● **Your goal**:
Collect each line of the records containing the string "https".

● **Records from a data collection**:
____________
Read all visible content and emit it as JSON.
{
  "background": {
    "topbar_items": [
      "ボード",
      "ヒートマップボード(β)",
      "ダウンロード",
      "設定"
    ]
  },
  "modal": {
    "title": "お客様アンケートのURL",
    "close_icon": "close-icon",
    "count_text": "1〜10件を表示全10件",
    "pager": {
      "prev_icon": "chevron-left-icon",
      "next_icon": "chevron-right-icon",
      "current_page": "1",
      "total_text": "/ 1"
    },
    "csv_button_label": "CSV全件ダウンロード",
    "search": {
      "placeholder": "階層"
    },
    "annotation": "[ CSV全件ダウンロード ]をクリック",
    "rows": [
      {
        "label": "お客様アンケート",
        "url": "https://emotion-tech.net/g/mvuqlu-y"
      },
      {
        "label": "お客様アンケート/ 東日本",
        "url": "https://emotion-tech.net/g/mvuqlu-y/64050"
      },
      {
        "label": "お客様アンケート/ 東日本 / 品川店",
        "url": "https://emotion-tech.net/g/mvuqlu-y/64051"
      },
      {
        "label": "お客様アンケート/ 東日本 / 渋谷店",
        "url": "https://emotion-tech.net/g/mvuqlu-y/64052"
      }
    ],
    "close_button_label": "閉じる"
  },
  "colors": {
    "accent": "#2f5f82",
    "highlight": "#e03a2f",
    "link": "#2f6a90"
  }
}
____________
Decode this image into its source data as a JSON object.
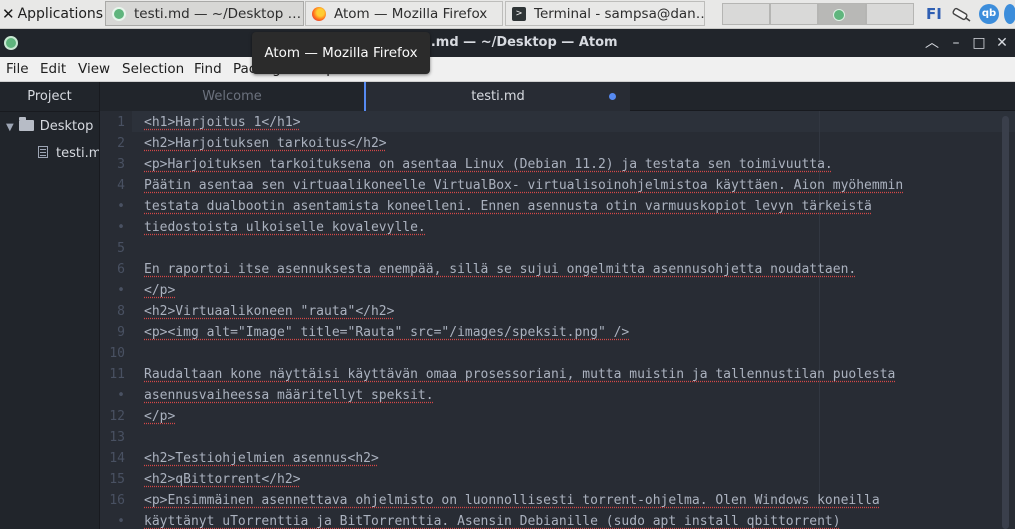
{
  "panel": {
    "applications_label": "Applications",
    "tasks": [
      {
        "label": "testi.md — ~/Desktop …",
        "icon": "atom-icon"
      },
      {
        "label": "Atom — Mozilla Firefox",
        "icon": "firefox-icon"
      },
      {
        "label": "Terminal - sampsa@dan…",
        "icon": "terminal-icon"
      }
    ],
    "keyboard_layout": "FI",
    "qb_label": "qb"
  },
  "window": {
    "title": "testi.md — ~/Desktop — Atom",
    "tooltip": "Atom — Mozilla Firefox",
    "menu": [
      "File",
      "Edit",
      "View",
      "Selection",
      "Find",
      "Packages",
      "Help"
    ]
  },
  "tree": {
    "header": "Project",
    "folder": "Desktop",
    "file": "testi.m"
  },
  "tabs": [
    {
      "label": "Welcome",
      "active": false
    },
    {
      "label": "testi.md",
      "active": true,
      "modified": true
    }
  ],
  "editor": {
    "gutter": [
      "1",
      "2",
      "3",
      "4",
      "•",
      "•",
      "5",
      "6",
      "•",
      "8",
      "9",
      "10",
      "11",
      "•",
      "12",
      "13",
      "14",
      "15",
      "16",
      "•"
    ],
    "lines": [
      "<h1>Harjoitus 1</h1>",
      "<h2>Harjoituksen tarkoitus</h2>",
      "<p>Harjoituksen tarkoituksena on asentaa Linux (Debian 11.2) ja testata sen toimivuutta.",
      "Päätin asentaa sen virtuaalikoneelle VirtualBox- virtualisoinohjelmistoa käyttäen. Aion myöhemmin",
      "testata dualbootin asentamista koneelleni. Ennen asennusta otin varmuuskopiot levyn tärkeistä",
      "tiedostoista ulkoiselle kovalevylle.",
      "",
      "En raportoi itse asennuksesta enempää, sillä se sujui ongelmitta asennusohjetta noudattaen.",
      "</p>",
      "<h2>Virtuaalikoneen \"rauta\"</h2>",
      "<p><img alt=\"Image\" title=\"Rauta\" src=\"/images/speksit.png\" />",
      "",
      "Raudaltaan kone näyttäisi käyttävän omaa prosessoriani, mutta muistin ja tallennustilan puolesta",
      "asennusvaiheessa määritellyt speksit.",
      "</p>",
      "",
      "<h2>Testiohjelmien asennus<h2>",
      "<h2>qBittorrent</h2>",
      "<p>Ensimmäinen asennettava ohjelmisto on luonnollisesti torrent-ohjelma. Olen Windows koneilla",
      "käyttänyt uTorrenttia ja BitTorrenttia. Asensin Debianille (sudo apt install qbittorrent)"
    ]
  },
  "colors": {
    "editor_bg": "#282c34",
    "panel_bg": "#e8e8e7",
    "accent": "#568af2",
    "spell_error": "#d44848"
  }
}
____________
● **Reply**:
        "url": "https://emotion-tech.net/g/mvuqlu-y"
        "url": "https://emotion-tech.net/g/mvuqlu-y/64050"
        "url": "https://emotion-tech.net/g/mvuqlu-y/64051"
        "url": "https://emotion-tech.net/g/mvuqlu-y/64052"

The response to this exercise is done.